Please restate each entry word for word and leave the pictures out.

## ENTRIES PROVIDED
[Start of Attachment]

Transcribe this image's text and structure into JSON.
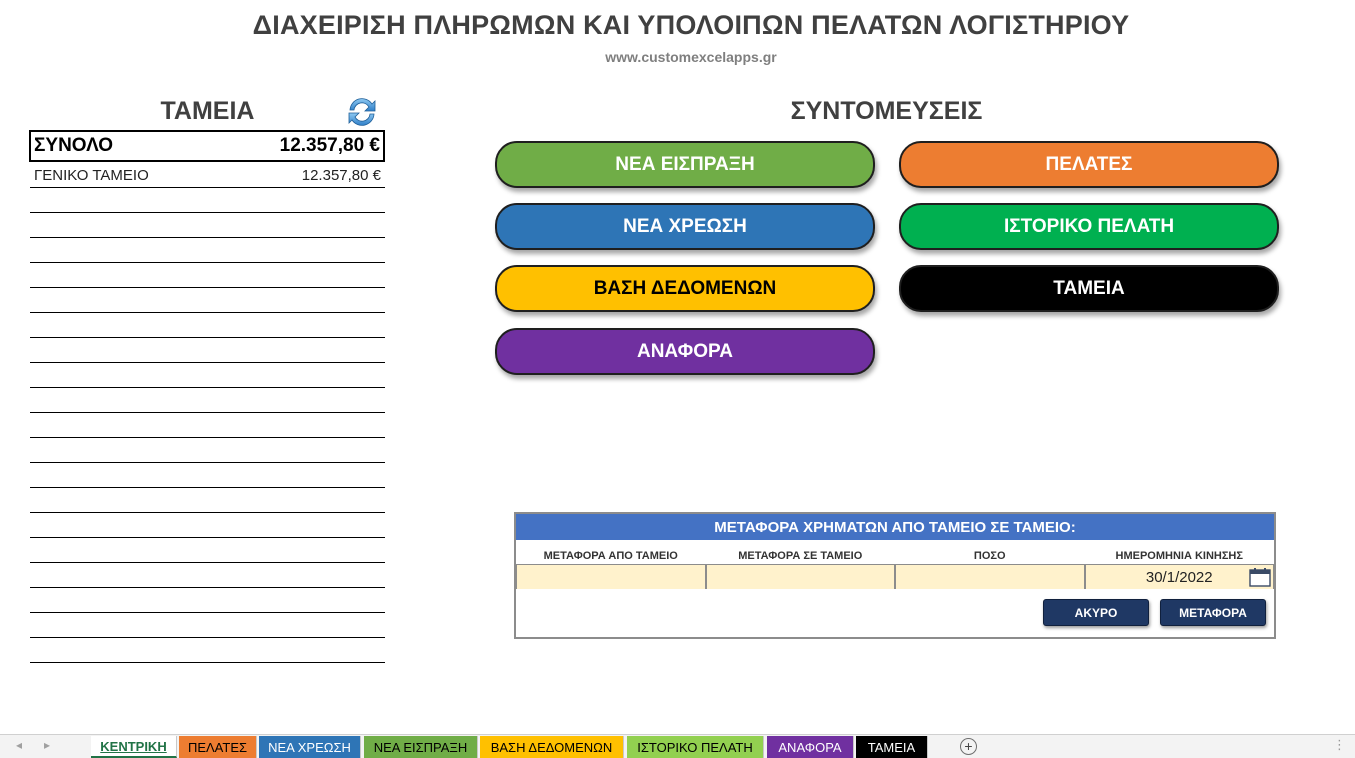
{
  "header": {
    "title": "ΔΙΑΧΕΙΡΙΣΗ ΠΛΗΡΩΜΩΝ ΚΑΙ ΥΠΟΛΟΙΠΩΝ ΠΕΛΑΤΩΝ ΛΟΓΙΣΤΗΡΙΟΥ",
    "website": "www.customexcelapps.gr"
  },
  "cash": {
    "heading": "ΤΑΜΕΙΑ",
    "refresh_icon": "refresh-icon",
    "total_label": "ΣΥΝΟΛΟ",
    "total_value": "12.357,80 €",
    "rows": [
      {
        "name": "ΓΕΝΙΚΟ ΤΑΜΕΙΟ",
        "value": "12.357,80 €"
      }
    ],
    "empty_rows": 19
  },
  "shortcuts": {
    "heading": "ΣΥΝΤΟΜΕΥΣΕΙΣ",
    "buttons": [
      {
        "label": "ΝΕΑ ΕΙΣΠΡΑΞΗ",
        "color": "#70ad47",
        "text_color": "#ffffff"
      },
      {
        "label": "ΠΕΛΑΤΕΣ",
        "color": "#ed7d31",
        "text_color": "#ffffff"
      },
      {
        "label": "ΝΕΑ ΧΡΕΩΣΗ",
        "color": "#2e75b6",
        "text_color": "#ffffff"
      },
      {
        "label": "ΙΣΤΟΡΙΚΟ ΠΕΛΑΤΗ",
        "color": "#00b050",
        "text_color": "#ffffff"
      },
      {
        "label": "ΒΑΣΗ ΔΕΔΟΜΕΝΩΝ",
        "color": "#ffc000",
        "text_color": "#000000"
      },
      {
        "label": "ΤΑΜΕΙΑ",
        "color": "#000000",
        "text_color": "#ffffff"
      },
      {
        "label": "ΑΝΑΦΟΡΑ",
        "color": "#7030a0",
        "text_color": "#ffffff"
      }
    ]
  },
  "transfer": {
    "title": "ΜΕΤΑΦΟΡΑ ΧΡΗΜΑΤΩΝ ΑΠΟ ΤΑΜΕΙΟ ΣΕ ΤΑΜΕΙΟ:",
    "from_label": "ΜΕΤΑΦΟΡΑ ΑΠΟ ΤΑΜΕΙΟ",
    "to_label": "ΜΕΤΑΦΟΡΑ ΣΕ ΤΑΜΕΙΟ",
    "amount_label": "ΠΟΣΟ",
    "date_label": "ΗΜΕΡΟΜΗΝΙΑ ΚΙΝΗΣΗΣ",
    "from_value": "",
    "to_value": "",
    "amount_value": "",
    "date_value": "30/1/2022",
    "calendar_icon": "calendar-icon",
    "cancel_label": "ΑΚΥΡΟ",
    "transfer_label": "ΜΕΤΑΦΟΡΑ",
    "header_color": "#4472c4",
    "input_color": "#fff2cc",
    "button_color": "#1f3864"
  },
  "sheet_tabs": [
    {
      "label": "ΚΕΝΤΡΙΚΗ",
      "active": true,
      "color": "#ffffff",
      "text_color": "#217346"
    },
    {
      "label": "ΠΕΛΑΤΕΣ",
      "active": false,
      "color": "#ed7d31",
      "text_color": "#000000"
    },
    {
      "label": "ΝΕΑ ΧΡΕΩΣΗ",
      "active": false,
      "color": "#2e75b6",
      "text_color": "#ffffff"
    },
    {
      "label": "ΝΕΑ ΕΙΣΠΡΑΞΗ",
      "active": false,
      "color": "#70ad47",
      "text_color": "#000000"
    },
    {
      "label": "ΒΑΣΗ ΔΕΔΟΜΕΝΩΝ",
      "active": false,
      "color": "#ffc000",
      "text_color": "#000000"
    },
    {
      "label": "ΙΣΤΟΡΙΚΟ ΠΕΛΑΤΗ",
      "active": false,
      "color": "#92d050",
      "text_color": "#000000"
    },
    {
      "label": "ΑΝΑΦΟΡΑ",
      "active": false,
      "color": "#7030a0",
      "text_color": "#ffffff"
    },
    {
      "label": "ΤΑΜΕΙΑ",
      "active": false,
      "color": "#000000",
      "text_color": "#ffffff"
    }
  ]
}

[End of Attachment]

## RESULT FOR THIS EXERCISE
Transcribe this image's text and structure into JSON.
{
  "header": {
    "title": "ΔΙΑΧΕΙΡΙΣΗ ΠΛΗΡΩΜΩΝ ΚΑΙ ΥΠΟΛΟΙΠΩΝ ΠΕΛΑΤΩΝ ΛΟΓΙΣΤΗΡΙΟΥ",
    "website": "www.customexcelapps.gr"
  },
  "cash": {
    "heading": "ΤΑΜΕΙΑ",
    "refresh_icon": "refresh-icon",
    "total_label": "ΣΥΝΟΛΟ",
    "total_value": "12.357,80 €",
    "rows": [
      {
        "name": "ΓΕΝΙΚΟ ΤΑΜΕΙΟ",
        "value": "12.357,80 €"
      }
    ],
    "empty_rows": 19
  },
  "shortcuts": {
    "heading": "ΣΥΝΤΟΜΕΥΣΕΙΣ",
    "buttons": [
      {
        "label": "ΝΕΑ ΕΙΣΠΡΑΞΗ",
        "color": "#70ad47",
        "text_color": "#ffffff"
      },
      {
        "label": "ΠΕΛΑΤΕΣ",
        "color": "#ed7d31",
        "text_color": "#ffffff"
      },
      {
        "label": "ΝΕΑ ΧΡΕΩΣΗ",
        "color": "#2e75b6",
        "text_color": "#ffffff"
      },
      {
        "label": "ΙΣΤΟΡΙΚΟ ΠΕΛΑΤΗ",
        "color": "#00b050",
        "text_color": "#ffffff"
      },
      {
        "label": "ΒΑΣΗ ΔΕΔΟΜΕΝΩΝ",
        "color": "#ffc000",
        "text_color": "#000000"
      },
      {
        "label": "ΤΑΜΕΙΑ",
        "color": "#000000",
        "text_color": "#ffffff"
      },
      {
        "label": "ΑΝΑΦΟΡΑ",
        "color": "#7030a0",
        "text_color": "#ffffff"
      }
    ]
  },
  "transfer": {
    "title": "ΜΕΤΑΦΟΡΑ ΧΡΗΜΑΤΩΝ ΑΠΟ ΤΑΜΕΙΟ ΣΕ ΤΑΜΕΙΟ:",
    "from_label": "ΜΕΤΑΦΟΡΑ ΑΠΟ ΤΑΜΕΙΟ",
    "to_label": "ΜΕΤΑΦΟΡΑ ΣΕ ΤΑΜΕΙΟ",
    "amount_label": "ΠΟΣΟ",
    "date_label": "ΗΜΕΡΟΜΗΝΙΑ ΚΙΝΗΣΗΣ",
    "from_value": "",
    "to_value": "",
    "amount_value": "",
    "date_value": "30/1/2022",
    "calendar_icon": "calendar-icon",
    "cancel_label": "ΑΚΥΡΟ",
    "transfer_label": "ΜΕΤΑΦΟΡΑ",
    "header_color": "#4472c4",
    "input_color": "#fff2cc",
    "button_color": "#1f3864"
  },
  "sheet_tabs": [
    {
      "label": "ΚΕΝΤΡΙΚΗ",
      "active": true,
      "color": "#ffffff",
      "text_color": "#217346"
    },
    {
      "label": "ΠΕΛΑΤΕΣ",
      "active": false,
      "color": "#ed7d31",
      "text_color": "#000000"
    },
    {
      "label": "ΝΕΑ ΧΡΕΩΣΗ",
      "active": false,
      "color": "#2e75b6",
      "text_color": "#ffffff"
    },
    {
      "label": "ΝΕΑ ΕΙΣΠΡΑΞΗ",
      "active": false,
      "color": "#70ad47",
      "text_color": "#000000"
    },
    {
      "label": "ΒΑΣΗ ΔΕΔΟΜΕΝΩΝ",
      "active": false,
      "color": "#ffc000",
      "text_color": "#000000"
    },
    {
      "label": "ΙΣΤΟΡΙΚΟ ΠΕΛΑΤΗ",
      "active": false,
      "color": "#92d050",
      "text_color": "#000000"
    },
    {
      "label": "ΑΝΑΦΟΡΑ",
      "active": false,
      "color": "#7030a0",
      "text_color": "#ffffff"
    },
    {
      "label": "ΤΑΜΕΙΑ",
      "active": false,
      "color": "#000000",
      "text_color": "#ffffff"
    }
  ]
}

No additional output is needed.